[Data records for software interfaces]
================

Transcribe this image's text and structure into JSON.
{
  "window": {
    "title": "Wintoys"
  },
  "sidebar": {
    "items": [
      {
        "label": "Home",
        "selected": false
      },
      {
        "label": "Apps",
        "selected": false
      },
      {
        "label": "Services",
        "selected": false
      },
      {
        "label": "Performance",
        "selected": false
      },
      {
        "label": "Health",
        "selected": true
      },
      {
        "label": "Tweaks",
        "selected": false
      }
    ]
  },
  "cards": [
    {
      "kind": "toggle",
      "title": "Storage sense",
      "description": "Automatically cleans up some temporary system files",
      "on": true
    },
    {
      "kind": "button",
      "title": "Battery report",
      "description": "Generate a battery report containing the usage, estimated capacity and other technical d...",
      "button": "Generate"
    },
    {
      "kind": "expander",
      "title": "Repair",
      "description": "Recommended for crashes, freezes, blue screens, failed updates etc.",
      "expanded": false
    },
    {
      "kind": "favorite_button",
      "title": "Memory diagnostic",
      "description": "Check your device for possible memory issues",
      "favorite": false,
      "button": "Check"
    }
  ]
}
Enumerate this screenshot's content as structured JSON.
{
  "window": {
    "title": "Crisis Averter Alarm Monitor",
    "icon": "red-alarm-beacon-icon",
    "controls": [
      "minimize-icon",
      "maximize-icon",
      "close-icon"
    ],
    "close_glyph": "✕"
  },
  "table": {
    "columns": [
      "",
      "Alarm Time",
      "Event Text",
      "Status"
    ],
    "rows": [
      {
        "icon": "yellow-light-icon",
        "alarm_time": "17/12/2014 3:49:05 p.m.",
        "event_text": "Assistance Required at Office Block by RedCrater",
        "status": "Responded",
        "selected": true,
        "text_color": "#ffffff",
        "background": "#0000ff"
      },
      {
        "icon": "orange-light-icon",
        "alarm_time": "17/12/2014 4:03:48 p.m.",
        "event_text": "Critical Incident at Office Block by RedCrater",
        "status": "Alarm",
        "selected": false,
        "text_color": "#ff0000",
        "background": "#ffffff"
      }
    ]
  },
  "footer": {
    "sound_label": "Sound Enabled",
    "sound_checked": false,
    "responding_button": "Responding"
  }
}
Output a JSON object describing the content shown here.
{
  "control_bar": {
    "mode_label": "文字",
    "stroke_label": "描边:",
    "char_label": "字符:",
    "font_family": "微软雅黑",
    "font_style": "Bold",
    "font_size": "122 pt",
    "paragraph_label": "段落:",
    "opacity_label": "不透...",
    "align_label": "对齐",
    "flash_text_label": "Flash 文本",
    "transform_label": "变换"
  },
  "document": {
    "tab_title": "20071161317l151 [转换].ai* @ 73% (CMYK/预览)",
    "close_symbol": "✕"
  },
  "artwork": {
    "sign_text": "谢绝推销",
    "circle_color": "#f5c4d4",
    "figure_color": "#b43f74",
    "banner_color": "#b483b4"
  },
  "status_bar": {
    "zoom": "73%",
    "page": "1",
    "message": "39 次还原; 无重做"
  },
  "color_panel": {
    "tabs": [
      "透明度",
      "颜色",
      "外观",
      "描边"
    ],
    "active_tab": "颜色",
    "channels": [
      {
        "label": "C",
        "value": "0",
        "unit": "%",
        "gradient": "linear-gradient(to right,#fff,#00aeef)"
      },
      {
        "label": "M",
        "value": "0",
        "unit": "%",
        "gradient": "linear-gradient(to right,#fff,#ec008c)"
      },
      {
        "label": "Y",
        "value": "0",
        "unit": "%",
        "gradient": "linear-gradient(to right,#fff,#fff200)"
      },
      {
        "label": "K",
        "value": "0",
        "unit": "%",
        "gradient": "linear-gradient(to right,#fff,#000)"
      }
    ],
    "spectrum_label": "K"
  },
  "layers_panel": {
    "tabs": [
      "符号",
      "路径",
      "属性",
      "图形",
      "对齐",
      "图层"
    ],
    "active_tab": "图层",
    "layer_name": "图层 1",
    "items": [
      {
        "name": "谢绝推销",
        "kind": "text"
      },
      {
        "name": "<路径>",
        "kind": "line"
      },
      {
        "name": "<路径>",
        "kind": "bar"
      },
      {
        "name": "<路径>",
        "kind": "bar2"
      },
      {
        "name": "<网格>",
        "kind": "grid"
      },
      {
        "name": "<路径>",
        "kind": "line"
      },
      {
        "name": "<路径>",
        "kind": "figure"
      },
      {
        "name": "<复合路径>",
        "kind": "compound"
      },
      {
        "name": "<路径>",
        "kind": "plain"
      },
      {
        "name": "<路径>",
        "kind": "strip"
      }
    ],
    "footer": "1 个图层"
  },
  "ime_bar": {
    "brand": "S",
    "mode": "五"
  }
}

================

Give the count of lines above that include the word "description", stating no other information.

=== Output for this exercise ===
4